> [EXERCISE BRIEF]: No output is needed beyond the number of lines in the listing that contain the word "this".

> [GIVEN RECORDS]:
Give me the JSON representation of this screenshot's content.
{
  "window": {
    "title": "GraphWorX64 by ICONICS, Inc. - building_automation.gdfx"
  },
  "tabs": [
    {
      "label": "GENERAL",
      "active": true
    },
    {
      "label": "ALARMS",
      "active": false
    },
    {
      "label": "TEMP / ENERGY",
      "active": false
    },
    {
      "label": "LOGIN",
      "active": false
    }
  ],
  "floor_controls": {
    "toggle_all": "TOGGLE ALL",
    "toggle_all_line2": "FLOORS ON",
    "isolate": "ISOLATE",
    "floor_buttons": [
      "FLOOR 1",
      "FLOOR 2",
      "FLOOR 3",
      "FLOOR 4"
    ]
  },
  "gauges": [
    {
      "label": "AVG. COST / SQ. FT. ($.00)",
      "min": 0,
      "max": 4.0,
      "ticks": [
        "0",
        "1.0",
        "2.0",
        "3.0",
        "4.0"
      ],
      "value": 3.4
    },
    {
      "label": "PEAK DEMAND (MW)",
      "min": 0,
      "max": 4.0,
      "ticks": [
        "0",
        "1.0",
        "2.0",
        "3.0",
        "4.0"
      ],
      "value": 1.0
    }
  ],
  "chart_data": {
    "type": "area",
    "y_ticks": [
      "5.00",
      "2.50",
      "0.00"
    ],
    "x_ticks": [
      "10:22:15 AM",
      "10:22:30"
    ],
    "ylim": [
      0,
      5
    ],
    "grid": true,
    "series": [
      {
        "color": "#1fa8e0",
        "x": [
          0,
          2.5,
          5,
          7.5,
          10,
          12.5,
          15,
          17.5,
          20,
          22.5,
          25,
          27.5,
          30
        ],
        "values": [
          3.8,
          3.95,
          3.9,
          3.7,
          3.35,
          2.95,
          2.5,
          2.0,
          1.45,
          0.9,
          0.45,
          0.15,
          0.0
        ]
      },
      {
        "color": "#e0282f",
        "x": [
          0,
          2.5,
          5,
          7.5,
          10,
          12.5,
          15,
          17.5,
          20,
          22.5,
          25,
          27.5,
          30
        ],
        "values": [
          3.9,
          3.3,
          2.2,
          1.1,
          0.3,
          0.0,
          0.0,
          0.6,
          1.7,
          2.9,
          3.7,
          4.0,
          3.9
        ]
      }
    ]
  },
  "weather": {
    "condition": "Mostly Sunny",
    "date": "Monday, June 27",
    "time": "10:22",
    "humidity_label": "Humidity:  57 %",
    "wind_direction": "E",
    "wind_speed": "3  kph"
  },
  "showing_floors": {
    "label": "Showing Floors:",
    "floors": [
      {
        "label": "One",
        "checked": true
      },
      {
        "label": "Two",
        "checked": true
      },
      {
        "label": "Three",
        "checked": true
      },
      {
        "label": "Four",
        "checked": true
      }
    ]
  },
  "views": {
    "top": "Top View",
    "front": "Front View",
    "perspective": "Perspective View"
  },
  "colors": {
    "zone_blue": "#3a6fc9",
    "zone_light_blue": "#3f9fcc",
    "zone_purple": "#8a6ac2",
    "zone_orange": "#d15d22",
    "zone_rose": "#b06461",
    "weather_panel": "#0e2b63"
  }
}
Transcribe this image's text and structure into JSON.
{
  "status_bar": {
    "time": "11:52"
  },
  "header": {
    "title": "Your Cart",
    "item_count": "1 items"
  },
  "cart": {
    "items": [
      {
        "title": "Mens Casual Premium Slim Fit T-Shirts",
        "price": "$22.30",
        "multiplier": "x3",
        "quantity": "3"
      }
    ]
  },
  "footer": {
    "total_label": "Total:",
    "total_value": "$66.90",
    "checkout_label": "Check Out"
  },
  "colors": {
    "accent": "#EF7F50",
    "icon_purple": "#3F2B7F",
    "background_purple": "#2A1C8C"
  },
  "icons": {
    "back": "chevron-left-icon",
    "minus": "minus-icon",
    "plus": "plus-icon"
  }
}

> [SOLUTION BELOW]: 2